The forest is a locale rich with meaning in literature, frequently representing femininity and the inner world or psyche as a dark and mystical setting that lacks the light or “reason” of the male presence. In my pieces, women inhabit the mysterious forest landscape by choice, interacting confidently and comfortably amongst dangerous animals, like wolves and tigers, who often represent cunning male predators. These women create a world for themselves that is not merely in harmony with nature; it is instead a world in which they are free to control their own body and mind.

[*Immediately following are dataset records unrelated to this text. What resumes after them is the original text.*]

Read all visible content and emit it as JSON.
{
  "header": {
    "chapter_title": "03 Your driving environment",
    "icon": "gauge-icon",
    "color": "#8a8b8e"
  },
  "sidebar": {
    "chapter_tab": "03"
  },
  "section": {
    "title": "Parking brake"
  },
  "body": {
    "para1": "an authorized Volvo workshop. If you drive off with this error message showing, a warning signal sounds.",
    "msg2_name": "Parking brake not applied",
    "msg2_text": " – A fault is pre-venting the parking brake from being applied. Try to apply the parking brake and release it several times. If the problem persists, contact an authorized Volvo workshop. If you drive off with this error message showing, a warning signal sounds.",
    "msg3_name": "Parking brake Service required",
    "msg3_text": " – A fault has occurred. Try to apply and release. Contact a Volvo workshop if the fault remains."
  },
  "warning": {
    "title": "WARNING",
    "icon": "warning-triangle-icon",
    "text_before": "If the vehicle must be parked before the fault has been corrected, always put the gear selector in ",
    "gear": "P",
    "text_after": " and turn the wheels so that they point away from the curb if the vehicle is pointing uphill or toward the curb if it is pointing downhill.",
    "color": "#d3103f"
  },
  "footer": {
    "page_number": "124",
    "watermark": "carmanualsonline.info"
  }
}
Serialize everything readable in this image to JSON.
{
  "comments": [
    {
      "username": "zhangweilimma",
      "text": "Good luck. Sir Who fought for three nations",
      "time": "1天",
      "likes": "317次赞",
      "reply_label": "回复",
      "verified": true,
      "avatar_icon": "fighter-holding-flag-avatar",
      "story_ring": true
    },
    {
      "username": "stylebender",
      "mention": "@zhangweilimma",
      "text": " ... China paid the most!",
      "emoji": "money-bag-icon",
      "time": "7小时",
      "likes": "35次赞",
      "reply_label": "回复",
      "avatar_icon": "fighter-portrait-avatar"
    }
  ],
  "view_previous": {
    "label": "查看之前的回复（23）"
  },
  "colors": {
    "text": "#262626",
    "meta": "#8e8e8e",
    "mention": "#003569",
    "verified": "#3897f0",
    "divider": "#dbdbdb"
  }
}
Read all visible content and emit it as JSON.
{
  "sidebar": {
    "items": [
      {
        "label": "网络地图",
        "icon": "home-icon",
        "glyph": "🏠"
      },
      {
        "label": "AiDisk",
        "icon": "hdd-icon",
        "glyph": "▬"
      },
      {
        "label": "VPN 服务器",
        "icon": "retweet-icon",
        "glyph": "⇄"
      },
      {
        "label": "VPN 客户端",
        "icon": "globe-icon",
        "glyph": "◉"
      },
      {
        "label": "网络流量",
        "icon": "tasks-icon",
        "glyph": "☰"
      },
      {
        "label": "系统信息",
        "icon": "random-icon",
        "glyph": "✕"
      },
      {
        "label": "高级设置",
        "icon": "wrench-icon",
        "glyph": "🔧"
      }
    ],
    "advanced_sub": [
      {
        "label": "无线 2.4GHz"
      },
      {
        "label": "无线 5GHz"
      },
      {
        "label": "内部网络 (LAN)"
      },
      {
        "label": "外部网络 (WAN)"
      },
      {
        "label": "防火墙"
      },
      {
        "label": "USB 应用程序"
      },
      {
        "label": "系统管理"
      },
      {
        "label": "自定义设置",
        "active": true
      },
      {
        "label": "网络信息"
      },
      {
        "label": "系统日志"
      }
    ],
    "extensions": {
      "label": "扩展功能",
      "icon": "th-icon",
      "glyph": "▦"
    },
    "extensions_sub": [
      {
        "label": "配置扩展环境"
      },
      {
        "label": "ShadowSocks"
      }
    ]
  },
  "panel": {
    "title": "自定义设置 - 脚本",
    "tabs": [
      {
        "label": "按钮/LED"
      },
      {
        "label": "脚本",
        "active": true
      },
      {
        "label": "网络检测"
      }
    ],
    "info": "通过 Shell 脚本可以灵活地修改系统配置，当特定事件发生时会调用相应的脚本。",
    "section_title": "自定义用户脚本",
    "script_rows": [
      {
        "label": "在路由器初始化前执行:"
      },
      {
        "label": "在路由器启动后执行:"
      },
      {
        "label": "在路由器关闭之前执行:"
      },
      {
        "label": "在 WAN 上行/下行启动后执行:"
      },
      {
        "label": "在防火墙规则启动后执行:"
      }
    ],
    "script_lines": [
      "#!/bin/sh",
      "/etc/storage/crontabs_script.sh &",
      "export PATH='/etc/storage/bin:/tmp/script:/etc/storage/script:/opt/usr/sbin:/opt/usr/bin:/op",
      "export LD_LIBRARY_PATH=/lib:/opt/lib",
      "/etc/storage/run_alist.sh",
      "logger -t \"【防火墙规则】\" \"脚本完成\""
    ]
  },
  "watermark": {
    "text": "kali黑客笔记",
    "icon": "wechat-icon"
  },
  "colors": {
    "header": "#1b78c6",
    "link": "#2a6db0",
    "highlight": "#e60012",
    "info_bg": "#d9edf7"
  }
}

In researching and re-reading Western fairy tales, I was struck by how some of these tales create narratives in which women are objectified, controlled, or unjustly punished. Using the symbolic language of symbols found in many fairy tales - birds, wolves, forests, food, hair, fairies, and flowers, my paintings explore contemporary notions of identity and womanhood. “The Bloody Chamber” by Angela Carter, along with the work of visual artists like Kiki Smith and Amy Cutler, who extract elements of fairy tales to speak about women’s relationships to animals and nature, have helped me further develop my artistic direction.
My paintings’ mood and messages are affected by the color palette; symbolic elements are brighter and often stand out against untouched white paper. My choice of watercolor as a medium helps create an enigmatic atmosphere. I aim to create a mystical environment in my paintings, depicting women as complex: simultaneously vulnerable and strong. In contrast to many of the tales I drew from, the figures in my paintings are agents of their own destiny.